Packed with nuance and equal parts uplifting and thought-provoking Kaaka Muttai (The Crow's Egg) is a game-changer for Indian cinema. Released in June this year, the Tamil film tells the story of two slum children and their quest to eat a slice of pizza. It is a tale of globalisation, poverty and resilience told with the utmost purity and soulfulness.
Start small, like maybe discovering the story behind the broken temple in the neighbourhood park or visiting the local market that comes up mysteriously every Tuesday and disappears for the rest of the week. Look for the glint of stained glass in that rundown church to Instagram across the world or find that tea stall behind the tree line which has a collection of 87 varieties, all to be brewed right there on the footpath.
It occurred to me The Mahabharata was perfect for an experiment on Twitter.

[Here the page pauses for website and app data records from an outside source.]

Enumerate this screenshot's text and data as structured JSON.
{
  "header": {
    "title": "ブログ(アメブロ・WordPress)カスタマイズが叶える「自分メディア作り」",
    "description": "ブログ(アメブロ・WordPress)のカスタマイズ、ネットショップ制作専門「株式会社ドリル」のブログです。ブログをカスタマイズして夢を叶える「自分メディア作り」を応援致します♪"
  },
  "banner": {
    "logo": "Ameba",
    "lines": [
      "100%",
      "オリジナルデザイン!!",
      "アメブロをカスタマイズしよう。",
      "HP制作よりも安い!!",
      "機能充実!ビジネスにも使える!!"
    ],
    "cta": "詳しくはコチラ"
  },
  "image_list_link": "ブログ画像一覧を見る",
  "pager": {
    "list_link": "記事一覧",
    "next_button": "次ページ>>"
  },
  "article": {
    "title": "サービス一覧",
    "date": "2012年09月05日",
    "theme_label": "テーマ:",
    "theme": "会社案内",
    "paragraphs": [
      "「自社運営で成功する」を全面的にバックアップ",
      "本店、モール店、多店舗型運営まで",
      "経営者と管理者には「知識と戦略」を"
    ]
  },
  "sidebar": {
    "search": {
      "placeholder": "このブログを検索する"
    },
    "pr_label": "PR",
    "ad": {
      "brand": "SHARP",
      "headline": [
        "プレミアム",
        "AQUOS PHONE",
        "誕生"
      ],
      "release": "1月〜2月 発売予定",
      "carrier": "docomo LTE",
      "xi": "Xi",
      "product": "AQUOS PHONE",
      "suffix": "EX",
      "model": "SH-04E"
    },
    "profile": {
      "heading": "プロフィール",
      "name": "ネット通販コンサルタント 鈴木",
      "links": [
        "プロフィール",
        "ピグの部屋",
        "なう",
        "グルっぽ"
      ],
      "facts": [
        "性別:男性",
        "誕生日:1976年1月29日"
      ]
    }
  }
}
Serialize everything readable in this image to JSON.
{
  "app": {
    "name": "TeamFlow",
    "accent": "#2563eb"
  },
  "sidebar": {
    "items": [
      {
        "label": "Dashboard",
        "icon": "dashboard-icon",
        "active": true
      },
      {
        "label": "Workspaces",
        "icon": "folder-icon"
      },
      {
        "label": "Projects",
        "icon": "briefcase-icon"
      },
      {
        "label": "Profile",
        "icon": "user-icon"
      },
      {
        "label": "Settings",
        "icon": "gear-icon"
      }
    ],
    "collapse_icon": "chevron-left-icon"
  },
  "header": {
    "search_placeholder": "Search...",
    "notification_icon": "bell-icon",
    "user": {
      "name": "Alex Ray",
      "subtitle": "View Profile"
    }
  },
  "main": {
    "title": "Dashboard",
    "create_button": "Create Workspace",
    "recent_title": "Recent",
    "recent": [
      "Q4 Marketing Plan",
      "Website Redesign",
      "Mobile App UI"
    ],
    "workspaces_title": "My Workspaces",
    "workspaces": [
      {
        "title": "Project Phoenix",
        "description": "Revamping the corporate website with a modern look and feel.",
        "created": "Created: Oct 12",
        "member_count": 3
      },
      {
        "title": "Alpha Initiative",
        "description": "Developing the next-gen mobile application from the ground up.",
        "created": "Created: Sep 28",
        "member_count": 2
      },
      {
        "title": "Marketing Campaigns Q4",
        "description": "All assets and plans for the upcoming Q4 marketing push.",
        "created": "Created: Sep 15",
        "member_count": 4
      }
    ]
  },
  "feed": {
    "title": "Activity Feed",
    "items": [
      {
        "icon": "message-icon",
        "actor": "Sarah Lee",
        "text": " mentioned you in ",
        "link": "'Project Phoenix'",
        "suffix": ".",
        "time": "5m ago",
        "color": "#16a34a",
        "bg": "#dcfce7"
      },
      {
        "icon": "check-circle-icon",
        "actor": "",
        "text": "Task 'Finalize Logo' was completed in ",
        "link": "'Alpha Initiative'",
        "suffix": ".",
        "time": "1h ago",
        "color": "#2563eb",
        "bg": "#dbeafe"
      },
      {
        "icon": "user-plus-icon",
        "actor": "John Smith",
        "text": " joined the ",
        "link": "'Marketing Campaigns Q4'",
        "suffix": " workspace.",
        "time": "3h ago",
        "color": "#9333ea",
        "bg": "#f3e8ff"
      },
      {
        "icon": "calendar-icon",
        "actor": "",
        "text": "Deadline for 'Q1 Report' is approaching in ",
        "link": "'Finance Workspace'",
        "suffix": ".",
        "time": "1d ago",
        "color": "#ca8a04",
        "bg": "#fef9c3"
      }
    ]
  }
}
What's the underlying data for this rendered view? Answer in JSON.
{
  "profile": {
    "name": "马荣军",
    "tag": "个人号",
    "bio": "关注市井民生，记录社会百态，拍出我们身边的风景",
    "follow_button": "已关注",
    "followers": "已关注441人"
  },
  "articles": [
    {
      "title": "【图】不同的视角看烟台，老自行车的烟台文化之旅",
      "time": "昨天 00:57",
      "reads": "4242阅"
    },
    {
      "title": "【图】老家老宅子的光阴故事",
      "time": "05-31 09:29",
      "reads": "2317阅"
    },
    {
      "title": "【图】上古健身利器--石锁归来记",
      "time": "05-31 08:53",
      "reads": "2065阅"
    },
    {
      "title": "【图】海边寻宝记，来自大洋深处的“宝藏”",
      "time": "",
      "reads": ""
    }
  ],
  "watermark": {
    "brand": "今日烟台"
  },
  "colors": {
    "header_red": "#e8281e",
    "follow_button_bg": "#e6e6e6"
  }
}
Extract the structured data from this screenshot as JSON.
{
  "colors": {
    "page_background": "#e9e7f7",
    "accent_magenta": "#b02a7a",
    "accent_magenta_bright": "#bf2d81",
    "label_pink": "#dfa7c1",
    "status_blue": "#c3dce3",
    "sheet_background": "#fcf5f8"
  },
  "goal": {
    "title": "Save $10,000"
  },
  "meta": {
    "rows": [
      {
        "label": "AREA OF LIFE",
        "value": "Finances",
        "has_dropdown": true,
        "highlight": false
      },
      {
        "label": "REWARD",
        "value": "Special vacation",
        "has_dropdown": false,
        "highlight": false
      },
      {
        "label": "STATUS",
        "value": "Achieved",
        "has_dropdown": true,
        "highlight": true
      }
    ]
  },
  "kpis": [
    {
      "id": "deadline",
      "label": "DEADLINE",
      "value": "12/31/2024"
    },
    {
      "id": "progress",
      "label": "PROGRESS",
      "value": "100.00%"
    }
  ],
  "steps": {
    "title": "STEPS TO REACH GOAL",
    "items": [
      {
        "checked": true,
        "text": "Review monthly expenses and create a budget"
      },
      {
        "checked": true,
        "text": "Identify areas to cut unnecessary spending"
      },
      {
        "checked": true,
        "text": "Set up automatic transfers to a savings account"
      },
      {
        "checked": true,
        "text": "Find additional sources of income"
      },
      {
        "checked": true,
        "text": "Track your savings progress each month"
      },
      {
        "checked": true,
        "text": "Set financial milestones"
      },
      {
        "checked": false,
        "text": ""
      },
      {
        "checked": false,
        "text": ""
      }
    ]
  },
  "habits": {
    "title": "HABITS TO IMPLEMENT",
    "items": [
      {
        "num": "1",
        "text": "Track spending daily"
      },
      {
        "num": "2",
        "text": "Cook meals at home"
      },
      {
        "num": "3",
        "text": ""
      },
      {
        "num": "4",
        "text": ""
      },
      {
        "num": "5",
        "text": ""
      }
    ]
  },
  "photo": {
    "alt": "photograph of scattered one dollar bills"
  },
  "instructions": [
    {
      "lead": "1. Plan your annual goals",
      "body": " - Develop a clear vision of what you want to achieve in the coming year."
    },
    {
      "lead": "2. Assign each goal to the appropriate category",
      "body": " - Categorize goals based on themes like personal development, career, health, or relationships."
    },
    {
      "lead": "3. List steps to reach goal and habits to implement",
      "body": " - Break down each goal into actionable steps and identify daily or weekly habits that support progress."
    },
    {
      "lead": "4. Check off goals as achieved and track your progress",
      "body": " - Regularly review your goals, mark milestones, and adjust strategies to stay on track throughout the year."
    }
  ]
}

For one, it catered well to my scholarly side: besides dawdling in digital media, I study how war is narrated to justify my paycheque.
War narratives, thus, were of academic interest to me. And in a rather reductionist way, I had begun to see The Mahabharata as a war story.